Yet another exchange took a dump, China issued warnings, and with it came the BTC price, more than half, gutted. Before the end of April, BTC had crashed a few times, with a giant 61 percent correction by the 10th.
Bitcoin Crashes! Bitcoin’s Dead! Bitcoin’s Over! Or Is It? A Brief History of Deaths: The price of bitcoin (BTC) has dropped more than 25 percent in four days, and it looks headed for even worse territories as of this writing. Veterans have braced for its eventuality.
However, there are many newly onboarded, and they’re only used to the world’s most popular cryptocurrency dipping slightly in an effort to rise again evero-higher, quickly. For perspective, here’s a look at some of the more memorable crashes.
Bitcoin Drops More than 25 Percent
After an all-time high this week, the decentralized cryptocurrency took a quarter haircut, and is looming toward sub 13,000 USD if this price drama continues. Already, bitcoin has beaten its recent price weakness of 10 December, and news isn’t helping.
Mempool congestion, internal politics, higher transaction fees, another exchange bankrupt, and charges of insider trading among one of the more popular US platforms, might be forcing weaker hands to sell.
Early days, bitcoiners’ expectations matched what was achieved, and in two years it achieved parity with the US dollar, a milestone many believed at the time was remarkable. And then it broke out, climbing to 19.00 USD by Summer of the same year, 2011.
Ill-fated Japanese exchange Mt. Gox’s first recorded implosion happened, and the price buckled some three dollars literal minutes after news hit. It wasn’t over. For one week in June 2011, BTC price shook a nasty 68 percent after a high of 32.00 USD, sending it into a bearish run where it scraped to a paltry 2.00 USD by November.
That 30 dollar range would not return for more than a year. 2012 began with a scary 36% slump, and by mid-August the price was up to double digits at least.
That was until it collapsed by over 50%, back down to single digits by the 19th. After bouncing back in 2013, and going on somewhat of a bull tear that year, December brought about a cold, cold shower.

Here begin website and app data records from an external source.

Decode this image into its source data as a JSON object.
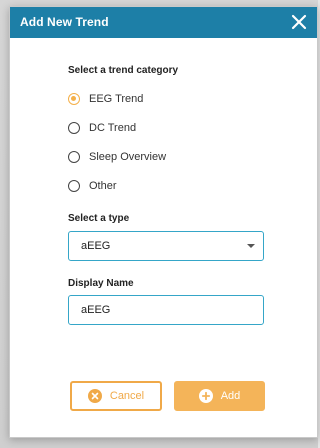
{
  "dialog": {
    "title": "Add New Trend",
    "close_icon": "close-icon"
  },
  "trend_category": {
    "label": "Select a trend category",
    "options": [
      {
        "label": "EEG Trend",
        "selected": true
      },
      {
        "label": "DC Trend",
        "selected": false
      },
      {
        "label": "Sleep Overview",
        "selected": false
      },
      {
        "label": "Other",
        "selected": false
      }
    ]
  },
  "type_select": {
    "label": "Select a type",
    "value": "aEEG"
  },
  "display_name": {
    "label": "Display Name",
    "value": "aEEG"
  },
  "buttons": {
    "cancel_label": "Cancel",
    "cancel_icon": "cancel-x-icon",
    "add_label": "Add",
    "add_icon": "plus-icon"
  },
  "colors": {
    "header": "#1d7fa7",
    "accent": "#f4b04a",
    "input_border": "#35a6c8"
  }
}
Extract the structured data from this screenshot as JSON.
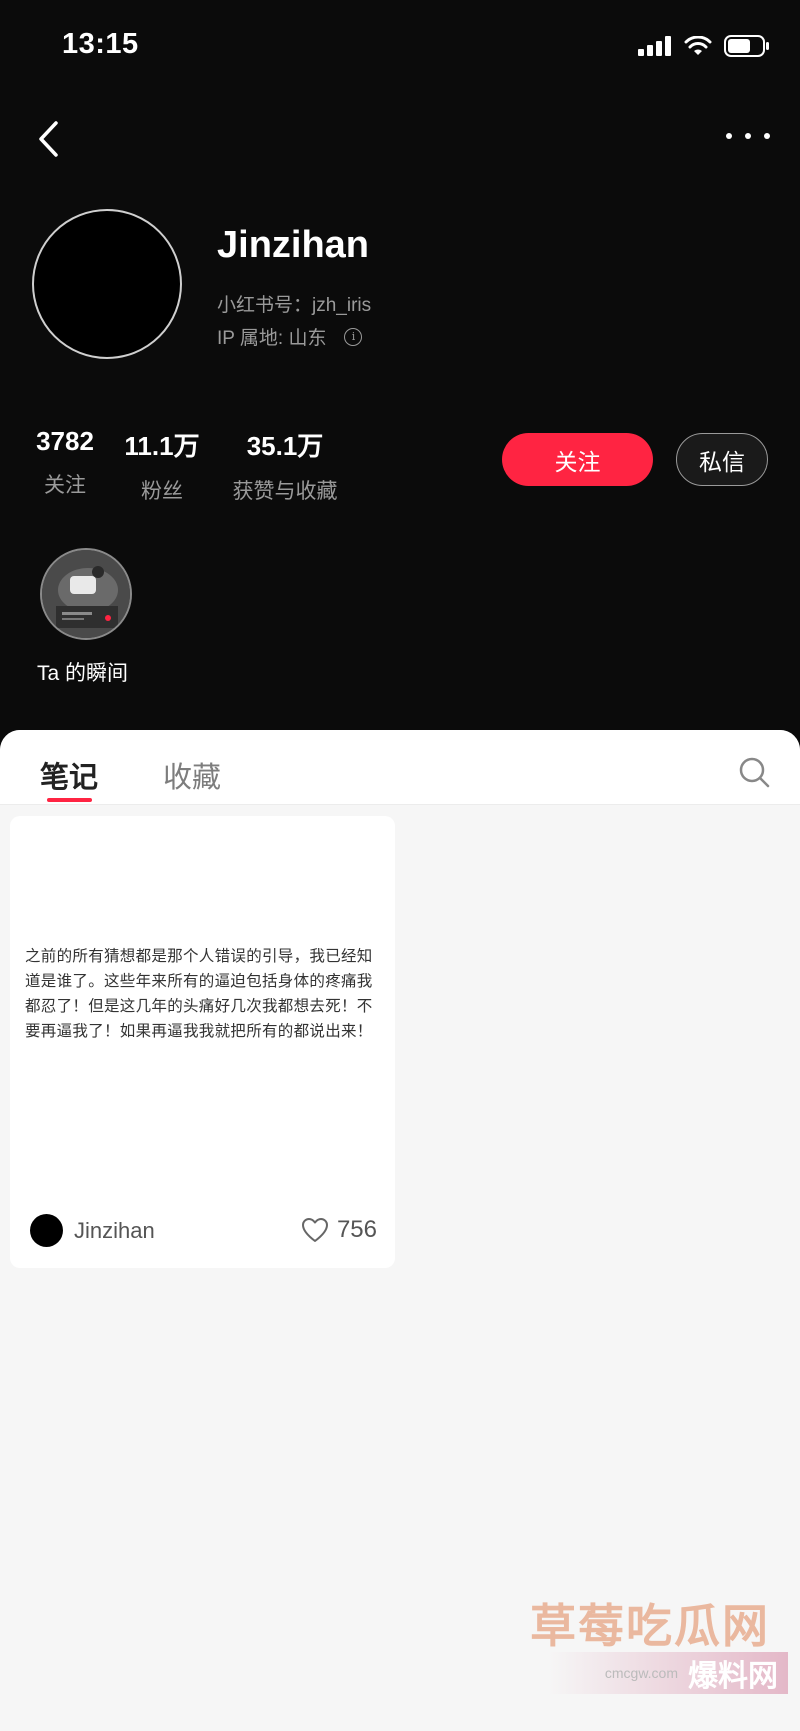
{
  "status_bar": {
    "time": "13:15"
  },
  "profile": {
    "name": "Jinzihan",
    "redid": "小红书号：jzh_iris",
    "ip": "IP 属地: 山东"
  },
  "stats": [
    {
      "value": "3782",
      "label": "关注"
    },
    {
      "value": "11.1万",
      "label": "粉丝"
    },
    {
      "value": "35.1万",
      "label": "获赞与收藏"
    }
  ],
  "actions": {
    "follow": "关注",
    "message": "私信"
  },
  "moments": {
    "label": "Ta 的瞬间"
  },
  "tabs": [
    {
      "label": "笔记",
      "active": true
    },
    {
      "label": "收藏",
      "active": false
    }
  ],
  "note": {
    "text": "之前的所有猜想都是那个人错误的引导，我已经知道是谁了。这些年来所有的逼迫包括身体的疼痛我都忍了！但是这几年的头痛好几次我都想去死！不要再逼我了！如果再逼我我就把所有的都说出来！",
    "author": "Jinzihan",
    "likes": "756"
  },
  "watermark": {
    "main": "草莓吃瓜网",
    "url": "cmcgw.com",
    "sub": "爆料网"
  },
  "colors": {
    "accent": "#ff2442",
    "background": "#0b0b0b",
    "sheet": "#f6f6f6"
  },
  "icons": [
    "back-icon",
    "more-icon",
    "signal-icon",
    "wifi-icon",
    "battery-icon",
    "info-icon",
    "search-icon",
    "heart-icon"
  ]
}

But it soldiered on, again, until early December. That’s when it went from 1,200 USD to less than 600, seemingly overnight.
2014 was a uniquely miserable year for the digital asset. Arrests, Silk Road shut down, the scaling debate heats up, DDoS attacks loom, the IRS declares bitcoin a property, and, of course, Mt. Gox vanishes.
Some feel the ecosystem is still trying to recover from 2014 in more ways than just the half price drop. 2015 and 2016 see less crashes and a smoothing out of BTC price, but 2016 rears up and reminds holders not to get complacent. Bitstamp is hacked, and BTC falls by nearly half that Summer.
The beginning of the Year of Bitcoin, 2017, saw BTC slip 30 percent on news China was mulling greater restrictions, which they later would impose. Hardly anyone would call it a crash-laden year, but there have been a few large dips snuck-in for good measure.
The trend over nearly a decade, however, is this: as much as bitcoin is propped up by hucksters looking to make a fast buck, there are many more still who work on building the project along every day.
If BTC continues to have value, people will choose to support it. And remember, it’s not the first time Bitcoin has crashed and died.